Did you have much of a chance to go into the Irish rugby peripheral counties where rugby is kind of a cult pursuit? Is there a way of making the game more of a national sport?

“Well, I think that is changing. I do. This is 10 years so it has been quite an incredible 10 years for provincial performance. And as I say in the book, one of my massive frustrations is that I think the identity and sense of belonging that the Irish provinces have is really strong. One of the guys who wrote about it was an ex-international who I had coached and he said, you know, we aren’t going to be at the top table. Teams are struggling to get out of their pool. Now he is very Leinster focused and it was the year that they won only one game. But that was tough for Leo [Cullen] because he hadn’t the breadth of coaching experience to be in that environment so quickly . . . it wasn’t his fault, it happened because Matt O’Connor wasn’t able to see out his contract. Leo got left with that.

“But Leinster are right back at the top table. They won it two years ago, finalists last year against a team now in disarray. And Munster in the semis . . . I felt sorry for them in the semis against the same team. Ulster’s win in Bath . . . that’s incredible. So because there is an interest I think people have to seek it out less and less. I have been down at quite a few clubs on Saturday mornings and there are hundreds of kids out there. And I am down at Kilmacud Crokes on Saturdays and the little kids are doing their hurling. But when I’m chatting to them, a heap are doing rugby as well. And I think that is brilliant. I know when my kids were young they played football and hurling. And honestly, they all know about the rugby. There was an IRFU staff member down there, two Leinster staff members, guys involved in coaching rugby whose kids play GAA. I don’t think they have to be mutually exclusive. The guys like Robbie Henshaw, Tadhg Furlong, Rob Kearney, Shane Horgan. there have been a number of guys who have made that crossover.”

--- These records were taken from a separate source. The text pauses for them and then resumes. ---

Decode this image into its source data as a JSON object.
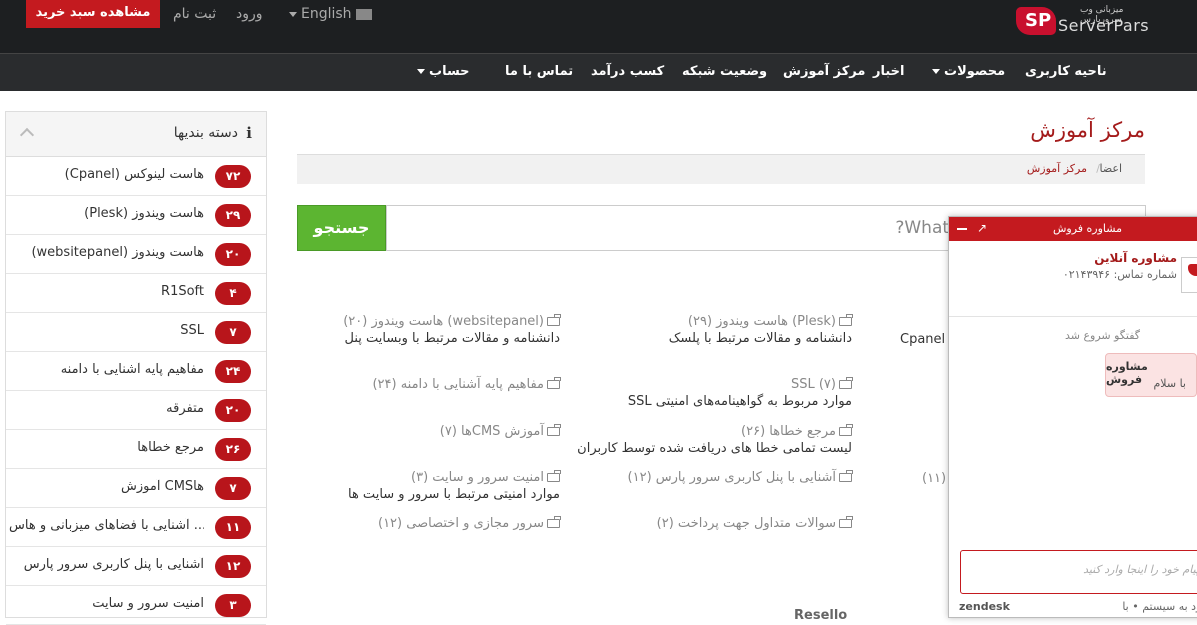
{
  "topbar": {
    "logo_text": "ServerPars",
    "logo_sub": "میزبانی وب سرورپارس",
    "language": "English",
    "login": "ورود",
    "register": "ثبت نام",
    "cart_button": "مشاهده سبد خرید"
  },
  "nav": {
    "items": [
      "ناحیه کاربری",
      "محصولات",
      "اخبار",
      "مرکز آموزش",
      "وضعیت شبکه",
      "کسب درآمد",
      "تماس با ما",
      "حساب"
    ]
  },
  "sidebar": {
    "title": "دسته بندیها",
    "items": [
      {
        "label": "(Cpanel) هاست لینوکس",
        "count": "۷۲"
      },
      {
        "label": "(Plesk) هاست ویندوز",
        "count": "۲۹"
      },
      {
        "label": "(websitepanel) هاست ویندوز",
        "count": "۲۰"
      },
      {
        "label": "R1Soft",
        "count": "۴"
      },
      {
        "label": "SSL",
        "count": "۷"
      },
      {
        "label": "مفاهیم پایه آشنایی با دامنه",
        "count": "۲۴"
      },
      {
        "label": "متفرقه",
        "count": "۲۰"
      },
      {
        "label": "مرجع خطاها",
        "count": "۲۶"
      },
      {
        "label": "آموزش CMSها",
        "count": "۷"
      },
      {
        "label": "آشنایی با فضاهای میزبانی و هاس ...",
        "count": "۱۱"
      },
      {
        "label": "آشنایی با پنل کاربری سرور پارس",
        "count": "۱۲"
      },
      {
        "label": "امنیت سرور و سایت",
        "count": "۳"
      }
    ]
  },
  "main": {
    "title": "مرکز آموزش",
    "breadcrumb": [
      "اعضا",
      "مرکز آموزش"
    ],
    "search_placeholder": "What can we help you with?",
    "search_button": "جستجو",
    "categories": [
      {
        "title": "(Plesk) هاست ویندوز (۲۹)",
        "desc": "دانشنامه و مقالات مرتبط با پلسک"
      },
      {
        "title": "(websitepanel) هاست ویندوز (۲۰)",
        "desc": "دانشنامه و مقالات مرتبط با وبسایت پنل"
      },
      {
        "title": "SSL (۷)",
        "desc": "موارد مربوط به گواهینامه‌های امنیتی SSL"
      },
      {
        "title": "مفاهیم پایه آشنایی با دامنه (۲۴)",
        "desc": ""
      },
      {
        "title": "مرجع خطاها (۲۶)",
        "desc": "لیست تمامی خطا های دریافت شده توسط کاربران"
      },
      {
        "title": "آموزش CMSها (۷)",
        "desc": ""
      },
      {
        "title": "آشنایی با پنل کاربری سرور پارس (۱۲)",
        "desc": ""
      },
      {
        "title": "امنیت سرور و سایت (۳)",
        "desc": "موارد امنیتی مرتبط با سرور و سایت ها"
      },
      {
        "title": "سوالات متداول جهت پرداخت (۲)",
        "desc": ""
      },
      {
        "title": "سرور مجازی و اختصاصی (۱۲)",
        "desc": ""
      }
    ],
    "frag_cpanel": "Cpanel -",
    "frag_11": "(۱۱)",
    "frag_bottom": "Resello"
  },
  "chat": {
    "header": "مشاوره فروش",
    "agent_name": "مشاوره آنلاین",
    "agent_phone": "شماره تماس: ۰۲۱۴۳۹۴۶",
    "started": "گفتگو شروع شد",
    "bubble_name": "مشاوره فروش",
    "bubble_text": "با سلام",
    "compose_placeholder": "پیام خود را اینجا وارد کنید",
    "brand": "zendesk",
    "login": "ورود به سیستم"
  }
}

Our time’s almost up! Just to finish: you write about reading a lot of Irish history. You had Diarmuid Ferriter in to give a talk and he referenced a question that an old history lecturer had once asked a class he was in and he’s still trying to answer. What is an Irishman? So what is your sense of that question after your time here? What is an Irishman?

“Mmm, if he is still trying to answer that, then I’m sure I’m not qualified to define an Irishman. But for the players, their work ethic and their selflessness and resilience would have to be part of any definition in our particular environment. I think . . . resilience is key to the Irish. It was a massive privilege to work with such good people for 10 years. Their willingness to contribute to the team . . . I think an Irishman is someone who has a resolve, a resilience that allows them to get to where they need to be. And that is what they did so often and that is why it is disappointing to finish like that. Because so often they broke new ground in South Africa or Chicago or back here – 20 tries in a Grand Slam is massive. To score them against the big teams – five against Wales, three against England, and the drop goal against France. How resilient was that?”

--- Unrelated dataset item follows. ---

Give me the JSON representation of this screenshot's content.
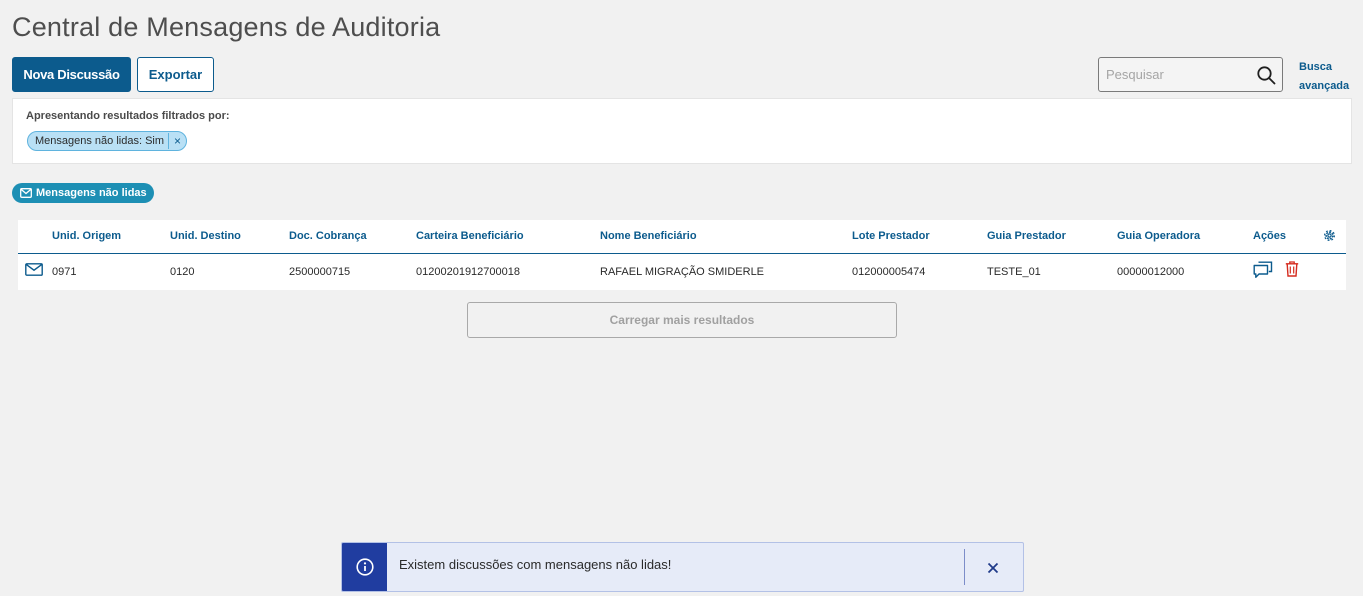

And what is your sense of Ireland as a country and a community having lived and worked here? Have you sensed Ireland changing over that period?

From what I’ve seen over the past 10 years, Ireland is more optimistic and confident – at least from a sporting perspective. The belief that we can compete with the best and when we get things right, beat them, has been visible across a few sports. And probably in business as well. Because I arrived just after the Celtic Tiger when things were pretty tough for people? The support we have had has been incredible and it’s something that we’re genuinely thankful for. Even after feeling that I had let people down after our loss to the All Blacks, people have been positive over the past four weeks . . . which has been really humbling.”

Ordinary Joe by Joe Schmidt is published by Penguin Ireland  at €25.00.  Joe will be in conversation in Dublin, Limerick and Belfast and tickets for the events are available here